Task details
The data below is to be copied exactly, line by line.

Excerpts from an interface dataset
######

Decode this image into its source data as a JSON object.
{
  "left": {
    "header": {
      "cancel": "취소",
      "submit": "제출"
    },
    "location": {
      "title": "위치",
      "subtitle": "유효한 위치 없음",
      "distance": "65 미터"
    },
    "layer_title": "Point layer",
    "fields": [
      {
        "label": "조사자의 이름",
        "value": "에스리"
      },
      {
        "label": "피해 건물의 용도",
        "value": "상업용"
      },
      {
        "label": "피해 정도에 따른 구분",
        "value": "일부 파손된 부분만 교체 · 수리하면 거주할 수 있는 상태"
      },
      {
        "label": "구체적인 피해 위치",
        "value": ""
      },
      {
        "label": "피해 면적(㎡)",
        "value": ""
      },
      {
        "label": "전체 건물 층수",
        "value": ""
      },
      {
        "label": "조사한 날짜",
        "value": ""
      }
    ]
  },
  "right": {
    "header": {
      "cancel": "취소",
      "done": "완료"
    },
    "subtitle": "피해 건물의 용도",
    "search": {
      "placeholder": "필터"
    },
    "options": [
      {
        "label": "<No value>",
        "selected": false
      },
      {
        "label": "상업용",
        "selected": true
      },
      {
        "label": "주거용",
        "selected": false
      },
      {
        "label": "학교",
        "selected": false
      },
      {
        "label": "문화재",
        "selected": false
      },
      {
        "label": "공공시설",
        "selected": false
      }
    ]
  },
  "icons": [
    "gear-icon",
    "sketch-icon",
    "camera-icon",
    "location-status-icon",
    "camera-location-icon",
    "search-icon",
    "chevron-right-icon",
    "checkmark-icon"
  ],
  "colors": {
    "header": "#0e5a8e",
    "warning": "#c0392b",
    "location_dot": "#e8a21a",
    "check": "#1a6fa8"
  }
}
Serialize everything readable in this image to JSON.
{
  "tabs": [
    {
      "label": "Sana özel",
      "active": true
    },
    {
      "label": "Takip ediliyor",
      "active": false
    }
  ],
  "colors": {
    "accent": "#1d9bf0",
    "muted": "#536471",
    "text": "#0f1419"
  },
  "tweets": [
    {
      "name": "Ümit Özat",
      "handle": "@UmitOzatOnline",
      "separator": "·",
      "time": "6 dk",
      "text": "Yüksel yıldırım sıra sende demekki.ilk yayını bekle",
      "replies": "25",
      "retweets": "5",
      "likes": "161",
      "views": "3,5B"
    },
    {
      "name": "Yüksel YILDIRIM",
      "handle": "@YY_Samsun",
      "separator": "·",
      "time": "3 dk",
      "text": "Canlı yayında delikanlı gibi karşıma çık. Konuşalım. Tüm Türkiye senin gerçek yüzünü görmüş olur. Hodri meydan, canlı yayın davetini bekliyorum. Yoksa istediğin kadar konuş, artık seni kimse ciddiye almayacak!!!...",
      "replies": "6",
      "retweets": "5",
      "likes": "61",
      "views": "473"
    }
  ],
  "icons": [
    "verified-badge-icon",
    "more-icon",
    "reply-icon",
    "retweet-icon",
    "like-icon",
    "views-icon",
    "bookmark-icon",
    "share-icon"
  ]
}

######

The completed task
Decode this image into its source data as a JSON object.
{
  "left": {
    "header": {
      "cancel": "취소",
      "submit": "제출"
    },
    "location": {
      "title": "위치",
      "subtitle": "유효한 위치 없음",
      "distance": "65 미터"
    },
    "layer_title": "Point layer",
    "fields": [
      {
        "label": "조사자의 이름",
        "value": "에스리"
      },
      {
        "label": "피해 건물의 용도",
        "value": "상업용"
      },
      {
        "label": "피해 정도에 따른 구분",
        "value": "일부 파손된 부분만 교체 · 수리하면 거주할 수 있는 상태"
      },
      {
        "label": "구체적인 피해 위치",
        "value": ""
      },
      {
        "label": "피해 면적(㎡)",
        "value": ""
      },
      {
        "label": "전체 건물 층수",
        "value": ""
      },
      {
        "label": "조사한 날짜",
        "value": ""
      }
    ]
  },
  "right": {
    "header": {
      "cancel": "취소",
      "done": "완료"
    },
    "subtitle": "피해 건물의 용도",
    "search": {
      "placeholder": "필터"
    },
    "options": [
      {
        "label": "<No value>",
        "selected": false
      },
      {
        "label": "상업용",
        "selected": true
      },
      {
        "label": "주거용",
        "selected": false
      },
      {
        "label": "학교",
        "selected": false
      },
      {
        "label": "문화재",
        "selected": false
      },
      {
        "label": "공공시설",
        "selected": false
      }
    ]
  },
  "icons": [
    "gear-icon",
    "sketch-icon",
    "camera-icon",
    "location-status-icon",
    "camera-location-icon",
    "search-icon",
    "chevron-right-icon",
    "checkmark-icon"
  ],
  "colors": {
    "header": "#0e5a8e",
    "warning": "#c0392b",
    "location_dot": "#e8a21a",
    "check": "#1a6fa8"
  }
}
Serialize everything readable in this image to JSON.
{
  "tabs": [
    {
      "label": "Sana özel",
      "active": true
    },
    {
      "label": "Takip ediliyor",
      "active": false
    }
  ],
  "colors": {
    "accent": "#1d9bf0",
    "muted": "#536471",
    "text": "#0f1419"
  },
  "tweets": [
    {
      "name": "Ümit Özat",
      "handle": "@UmitOzatOnline",
      "separator": "·",
      "time": "6 dk",
      "text": "Yüksel yıldırım sıra sende demekki.ilk yayını bekle",
      "replies": "25",
      "retweets": "5",
      "likes": "161",
      "views": "3,5B"
    },
    {
      "name": "Yüksel YILDIRIM",
      "handle": "@YY_Samsun",
      "separator": "·",
      "time": "3 dk",
      "text": "Canlı yayında delikanlı gibi karşıma çık. Konuşalım. Tüm Türkiye senin gerçek yüzünü görmüş olur. Hodri meydan, canlı yayın davetini bekliyorum. Yoksa istediğin kadar konuş, artık seni kimse ciddiye almayacak!!!...",
      "replies": "6",
      "retweets": "5",
      "likes": "61",
      "views": "473"
    }
  ],
  "icons": [
    "verified-badge-icon",
    "more-icon",
    "reply-icon",
    "retweet-icon",
    "like-icon",
    "views-icon",
    "bookmark-icon",
    "share-icon"
  ]
}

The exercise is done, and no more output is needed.